Celebrities plan protest against detention of Miami Five
The men were sentenced in 2001 for allegedly acting as agents for the Cuban government
by Ed Pilkington
Sept. 29, 2008
Reprinted from The Guardian
Nine Nobel Laureates, including the South African campaigner Desmond Tutu and the German novelist Gunter Grass, join forces tomorrow with more than 100 celebrities from the arts, law and media to protest the on-going detention by the US government of five Cubans imprisoned for allegedly spying on behalf of the Cuban government.
The so-called Miami Five were sentenced in 2001 to prison terms of between 15 and 25 years for allegedly acting as Cuban agents within the exile community in Miami.
The men and their supporters have consistently protested that they had come to the US to infiltrate and disrupt right-wing exile groups perpetrating acts of terrorism within Cuba.
To mark the 10th anniversary of the arrests of Gerardo Hernandez Nordelo, Ramon Labanino, Antonio Guerrero, Fernando Gonzalez and Rene Gonzalez, full-page adverts are being taken out in the Guardian and the Independent tomorrow.
They claim that the men were unjustly jailed, and protest against the refusal to allow the wives of two of the prisoners to visit them from Cuba for up to 10 years.
Signatories to the adverts include the designers Vivienne Westwood and Jasper Conran, artist Howard Hodgkin, writers Iain Banks and Harold Pinter and actors Julie Christie and Susannah York.
The case of the Miami Five has attracted the attention of international human rights groups. Amnesty International has repeatedly raised the issue with the US government, arguing the refusal to permit spousal visits is unnecessarily punitive.
The UN Working Group on Arbitrary Detention has also found that the US failed to give the men a fair trial.
Celebrities appeal for Cuban Five
Sept. 30, 2008
Reprinted from BBC News
The five men are considered national heroes in Cuba
Some 130 celebrities from the arts, media and politics have signed an open letter calling for justice for five Cubans jailed in the US for spying.

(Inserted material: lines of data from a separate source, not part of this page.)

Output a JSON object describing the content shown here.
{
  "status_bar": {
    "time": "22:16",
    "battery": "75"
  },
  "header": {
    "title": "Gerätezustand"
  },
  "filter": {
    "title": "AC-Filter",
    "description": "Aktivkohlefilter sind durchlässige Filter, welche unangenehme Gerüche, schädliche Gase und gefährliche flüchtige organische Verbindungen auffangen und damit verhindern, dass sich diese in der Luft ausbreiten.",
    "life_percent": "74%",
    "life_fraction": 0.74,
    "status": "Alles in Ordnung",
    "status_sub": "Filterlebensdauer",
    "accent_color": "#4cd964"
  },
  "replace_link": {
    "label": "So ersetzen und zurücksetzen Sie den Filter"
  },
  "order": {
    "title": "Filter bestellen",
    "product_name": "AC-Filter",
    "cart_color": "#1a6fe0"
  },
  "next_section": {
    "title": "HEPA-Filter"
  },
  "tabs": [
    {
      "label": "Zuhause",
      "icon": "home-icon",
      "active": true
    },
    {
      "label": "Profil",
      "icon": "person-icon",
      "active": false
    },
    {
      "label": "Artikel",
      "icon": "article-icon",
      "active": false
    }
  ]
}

The letter appeared in two national UK newspapers to mark on the 10th anniversary of the men's arrest.
Campaigners are urging US authorities to give visas to the wives of two of the men. They have not been allowed to visit the US for several years.
The men were convicted in a Miami court in 2001 on a range of charges.
These included lying about their identities, trying to obtain US military secrets and spying on Cuban exile groups.
Three were given life terms, the other two 19 and 15 years in jail.
A full-page advertisement in The Guardian and The Independent newspapers on Tuesday carries a large photograph of Adriana Perez, who has not been granted a visa to visit her husband, Gerardo Hernandez, for 10 years.
The letter details what it says was the unfair trial of the five men, the refusal by the US authorities to grant visas to Ms Perez and to another of the wives, Olga Salanueva, for several years, and restricting other family members to visits just once a year.
The signatories include 10 Nobel laureates, among them Archbishop Desmond Tutu of South Africa, German and Portuguese novelists Gunter Grass and Jose Saramago, and Guatemalan indigenous rights campaigner Rigoberta Menchu.
The men, Gerardo Hernandez, Ramon Labanino, Antonio Guerrero, Fernando Gonzalez and Rene Gonzalez, have appealed against their sentences, three times.
They say that by being tried in Miami, the centre of anti-Castro Cuban exiles, they were victims of bias.
US prosecutors insist the men were found guilty on hard evidence.
In June, an appeals court upheld the convictions but said the sentences of three of the men should be reconsidered.
The Cuban government says the men were not in Miami to spy on the US but to prevent anti-Castro exile groups from launching what it calls terrorist attacks on Cuba.
The men are considered national heroes in Cuba, where they figure prominently on billboards all over the country and are the subject of regular rallies and demonstrations.
Cuban exile groups say they were justly punished.